Wednesday was a historic day in Connecticut’s judicial history because it was the first time criminal dockets were made available online, Supreme Court Chief Justice David Borden told the legislature’s Judiciary Committee. Borden told the committee that the judicial branch is well on its way its way to implementing many of the task force recommendations to make the courts open to the public. Besides the online criminal docket, it has opened several judicial branch meetings, and established a new judicial media committee that settle disputes regarding court documents and proceedings. Judiciary Committee Co-Chairman Sen. Andrew McDonald, D-Stamford, had some difficulty understanding how some of the administrative information that a court decision found was not subject to the Freedom of Information Act will now be placed on the Internet for the public.
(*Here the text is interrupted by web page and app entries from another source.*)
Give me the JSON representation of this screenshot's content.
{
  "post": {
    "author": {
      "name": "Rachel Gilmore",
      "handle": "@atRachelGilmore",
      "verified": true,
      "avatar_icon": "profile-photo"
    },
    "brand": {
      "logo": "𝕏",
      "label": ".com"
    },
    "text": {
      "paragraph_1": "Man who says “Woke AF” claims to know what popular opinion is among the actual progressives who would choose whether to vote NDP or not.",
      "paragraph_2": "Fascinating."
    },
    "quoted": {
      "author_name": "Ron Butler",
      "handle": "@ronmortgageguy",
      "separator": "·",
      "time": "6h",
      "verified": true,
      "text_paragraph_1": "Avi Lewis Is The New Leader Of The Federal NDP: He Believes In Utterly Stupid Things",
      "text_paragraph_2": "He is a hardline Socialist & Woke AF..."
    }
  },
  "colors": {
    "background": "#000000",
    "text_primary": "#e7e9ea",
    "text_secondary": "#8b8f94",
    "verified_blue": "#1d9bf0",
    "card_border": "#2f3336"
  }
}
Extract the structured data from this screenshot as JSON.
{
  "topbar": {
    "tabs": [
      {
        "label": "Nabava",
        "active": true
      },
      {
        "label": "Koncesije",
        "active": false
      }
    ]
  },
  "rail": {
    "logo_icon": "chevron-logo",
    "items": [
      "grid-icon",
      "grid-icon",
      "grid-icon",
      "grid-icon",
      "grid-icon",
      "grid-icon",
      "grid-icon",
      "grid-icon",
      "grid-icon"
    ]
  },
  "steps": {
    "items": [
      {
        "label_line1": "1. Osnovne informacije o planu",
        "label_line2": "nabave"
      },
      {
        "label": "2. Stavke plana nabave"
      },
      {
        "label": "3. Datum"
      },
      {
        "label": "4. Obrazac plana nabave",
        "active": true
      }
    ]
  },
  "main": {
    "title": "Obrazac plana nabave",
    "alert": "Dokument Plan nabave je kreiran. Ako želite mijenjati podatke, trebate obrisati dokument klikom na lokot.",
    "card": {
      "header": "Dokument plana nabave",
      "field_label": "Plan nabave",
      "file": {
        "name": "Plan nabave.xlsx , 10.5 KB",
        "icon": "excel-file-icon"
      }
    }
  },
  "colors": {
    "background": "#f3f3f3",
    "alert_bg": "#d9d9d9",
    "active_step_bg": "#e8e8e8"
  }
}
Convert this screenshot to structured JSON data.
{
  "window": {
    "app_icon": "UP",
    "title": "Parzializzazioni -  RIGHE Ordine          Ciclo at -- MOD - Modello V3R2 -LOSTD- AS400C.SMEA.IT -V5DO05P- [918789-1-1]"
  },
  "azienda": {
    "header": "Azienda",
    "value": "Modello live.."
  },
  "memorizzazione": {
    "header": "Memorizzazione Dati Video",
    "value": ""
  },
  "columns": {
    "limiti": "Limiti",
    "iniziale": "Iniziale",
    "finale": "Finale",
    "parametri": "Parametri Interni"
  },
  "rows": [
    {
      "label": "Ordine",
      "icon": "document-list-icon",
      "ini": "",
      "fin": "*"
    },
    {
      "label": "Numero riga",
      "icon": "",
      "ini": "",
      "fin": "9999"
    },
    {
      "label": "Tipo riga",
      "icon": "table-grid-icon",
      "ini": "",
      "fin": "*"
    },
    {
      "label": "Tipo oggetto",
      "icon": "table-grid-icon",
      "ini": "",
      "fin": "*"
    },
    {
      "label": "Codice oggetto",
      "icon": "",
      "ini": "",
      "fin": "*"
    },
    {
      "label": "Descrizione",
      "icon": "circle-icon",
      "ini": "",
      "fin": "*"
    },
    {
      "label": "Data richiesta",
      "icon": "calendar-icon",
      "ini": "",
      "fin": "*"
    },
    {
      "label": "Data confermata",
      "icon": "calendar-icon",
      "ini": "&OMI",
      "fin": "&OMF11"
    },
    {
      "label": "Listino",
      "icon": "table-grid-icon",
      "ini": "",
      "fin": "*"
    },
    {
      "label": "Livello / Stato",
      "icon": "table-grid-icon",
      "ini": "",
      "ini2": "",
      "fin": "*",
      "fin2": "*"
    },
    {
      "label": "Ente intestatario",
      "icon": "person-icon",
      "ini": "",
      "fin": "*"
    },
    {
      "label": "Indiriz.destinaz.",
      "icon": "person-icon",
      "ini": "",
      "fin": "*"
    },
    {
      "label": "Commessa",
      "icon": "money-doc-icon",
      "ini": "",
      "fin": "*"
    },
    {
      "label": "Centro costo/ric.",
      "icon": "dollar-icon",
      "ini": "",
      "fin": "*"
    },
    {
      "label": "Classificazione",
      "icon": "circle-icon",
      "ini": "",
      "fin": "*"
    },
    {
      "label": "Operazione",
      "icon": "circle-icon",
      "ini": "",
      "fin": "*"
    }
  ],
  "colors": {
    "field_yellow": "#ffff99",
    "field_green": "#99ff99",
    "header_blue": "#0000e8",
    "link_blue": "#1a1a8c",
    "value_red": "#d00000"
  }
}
McDonald was referring to the GA-7 case in which an attorney was not given a name, date of birth, and other docket information by clerks in Meriden who considered it administrative information which is not subject to FOIA. Borden said once these steps toward openness are taken it makes it harder to go back. “Is it possible? Theoretically yes,” Borden said. Some of the recommendations made by the task force could not be implemented by the judicial branch alone, which is why members of the Judiciary Committee held hearings on the recommendations later Wednesday afternoon. Which is why members of the Judiciary Committee have been asked to review two bills. Click here for the agenda which includes links to the two bills. Some members of the public felt the recommendations went too far, while others didn’t feel they went far enough, but the primary debate came back to cameras in the courtroom. A media group, Connecticut Council on Freedom of Information, argued some of the recommendations were good while some didn’t go far enough. In order to get it to where it believed the judicial branch should be CCFOI encouraged the legislature to pass a constitution amendment that compels the Judicial Branch to be open to the public.Chris Powell, managing editor of the Journal Inquirer and member of CCFOI spelled out the issue Wednesday. He said “the big issue you will be deciding will be whether the General Assembly reclaims the legislative power from the judiciary.” Powell opined that if it leaves the legislative power with the courts, “they will soon tire of openness and revert to unaccountability.” Chief Court Administrator Judge William Lavery, in response to Powell’s argument, has written in newspaper editorials that it makes sense for the General Assembly to adopt the rules for the legislature, and for the courts to “make the rules for the courts.” There were others Wednesday, like James Papillo, the state’s Victim Advocate, who expressed strong concerns about the impact of cameras in the courtroom on crime victims. Others called for an inspector general to oversee the conduct of judges, and still others advocated for cameras in the courtroom. To catch up on any of these debates click here and here and here to read about the task force public hearings that took place this summer.